[Element data from apps and pages]
+ + + + +

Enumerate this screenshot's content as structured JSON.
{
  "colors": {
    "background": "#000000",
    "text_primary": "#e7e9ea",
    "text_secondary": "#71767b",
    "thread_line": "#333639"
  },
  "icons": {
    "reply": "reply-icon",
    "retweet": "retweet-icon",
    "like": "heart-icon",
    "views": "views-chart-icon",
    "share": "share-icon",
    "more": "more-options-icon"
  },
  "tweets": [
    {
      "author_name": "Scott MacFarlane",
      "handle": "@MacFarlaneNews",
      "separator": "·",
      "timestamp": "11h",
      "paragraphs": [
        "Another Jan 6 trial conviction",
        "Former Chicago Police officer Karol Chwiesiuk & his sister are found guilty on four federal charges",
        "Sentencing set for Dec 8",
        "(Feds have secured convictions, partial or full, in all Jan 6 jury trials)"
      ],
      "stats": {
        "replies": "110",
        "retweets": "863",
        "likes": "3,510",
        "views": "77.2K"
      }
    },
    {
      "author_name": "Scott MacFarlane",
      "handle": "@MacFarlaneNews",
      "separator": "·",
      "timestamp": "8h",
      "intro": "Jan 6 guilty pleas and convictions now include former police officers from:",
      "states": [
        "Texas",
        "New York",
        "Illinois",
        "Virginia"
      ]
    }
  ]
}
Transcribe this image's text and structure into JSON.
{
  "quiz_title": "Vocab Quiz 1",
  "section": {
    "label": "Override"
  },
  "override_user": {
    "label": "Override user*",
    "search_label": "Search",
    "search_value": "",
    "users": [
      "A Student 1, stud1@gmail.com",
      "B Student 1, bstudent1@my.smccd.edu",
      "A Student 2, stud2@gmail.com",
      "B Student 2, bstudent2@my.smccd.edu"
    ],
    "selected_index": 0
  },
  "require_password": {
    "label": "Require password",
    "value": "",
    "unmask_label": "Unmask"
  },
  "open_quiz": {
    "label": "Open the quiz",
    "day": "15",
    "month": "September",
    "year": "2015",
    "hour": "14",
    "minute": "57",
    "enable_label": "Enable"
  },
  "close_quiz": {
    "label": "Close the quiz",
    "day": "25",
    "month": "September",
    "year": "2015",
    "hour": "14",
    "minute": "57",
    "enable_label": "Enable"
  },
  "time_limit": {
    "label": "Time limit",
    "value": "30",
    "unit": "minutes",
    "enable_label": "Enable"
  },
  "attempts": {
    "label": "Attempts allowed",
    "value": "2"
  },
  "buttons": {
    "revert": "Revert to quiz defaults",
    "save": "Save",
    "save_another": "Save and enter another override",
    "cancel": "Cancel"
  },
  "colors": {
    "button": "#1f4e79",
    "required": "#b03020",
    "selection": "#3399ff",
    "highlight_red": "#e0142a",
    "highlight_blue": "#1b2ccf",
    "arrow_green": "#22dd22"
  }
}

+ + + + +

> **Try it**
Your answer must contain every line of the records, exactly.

> **Result**
Enumerate this screenshot's content as structured JSON.
{
  "colors": {
    "background": "#000000",
    "text_primary": "#e7e9ea",
    "text_secondary": "#71767b",
    "thread_line": "#333639"
  },
  "icons": {
    "reply": "reply-icon",
    "retweet": "retweet-icon",
    "like": "heart-icon",
    "views": "views-chart-icon",
    "share": "share-icon",
    "more": "more-options-icon"
  },
  "tweets": [
    {
      "author_name": "Scott MacFarlane",
      "handle": "@MacFarlaneNews",
      "separator": "·",
      "timestamp": "11h",
      "paragraphs": [
        "Another Jan 6 trial conviction",
        "Former Chicago Police officer Karol Chwiesiuk & his sister are found guilty on four federal charges",
        "Sentencing set for Dec 8",
        "(Feds have secured convictions, partial or full, in all Jan 6 jury trials)"
      ],
      "stats": {
        "replies": "110",
        "retweets": "863",
        "likes": "3,510",
        "views": "77.2K"
      }
    },
    {
      "author_name": "Scott MacFarlane",
      "handle": "@MacFarlaneNews",
      "separator": "·",
      "timestamp": "8h",
      "intro": "Jan 6 guilty pleas and convictions now include former police officers from:",
      "states": [
        "Texas",
        "New York",
        "Illinois",
        "Virginia"
      ]
    }
  ]
}
Transcribe this image's text and structure into JSON.
{
  "quiz_title": "Vocab Quiz 1",
  "section": {
    "label": "Override"
  },
  "override_user": {
    "label": "Override user*",
    "search_label": "Search",
    "search_value": "",
    "users": [
      "A Student 1, stud1@gmail.com",
      "B Student 1, bstudent1@my.smccd.edu",
      "A Student 2, stud2@gmail.com",
      "B Student 2, bstudent2@my.smccd.edu"
    ],
    "selected_index": 0
  },
  "require_password": {
    "label": "Require password",
    "value": "",
    "unmask_label": "Unmask"
  },
  "open_quiz": {
    "label": "Open the quiz",
    "day": "15",
    "month": "September",
    "year": "2015",
    "hour": "14",
    "minute": "57",
    "enable_label": "Enable"
  },
  "close_quiz": {
    "label": "Close the quiz",
    "day": "25",
    "month": "September",
    "year": "2015",
    "hour": "14",
    "minute": "57",
    "enable_label": "Enable"
  },
  "time_limit": {
    "label": "Time limit",
    "value": "30",
    "unit": "minutes",
    "enable_label": "Enable"
  },
  "attempts": {
    "label": "Attempts allowed",
    "value": "2"
  },
  "buttons": {
    "revert": "Revert to quiz defaults",
    "save": "Save",
    "save_another": "Save and enter another override",
    "cancel": "Cancel"
  },
  "colors": {
    "button": "#1f4e79",
    "required": "#b03020",
    "selection": "#3399ff",
    "highlight_red": "#e0142a",
    "highlight_blue": "#1b2ccf",
    "arrow_green": "#22dd22"
  }
}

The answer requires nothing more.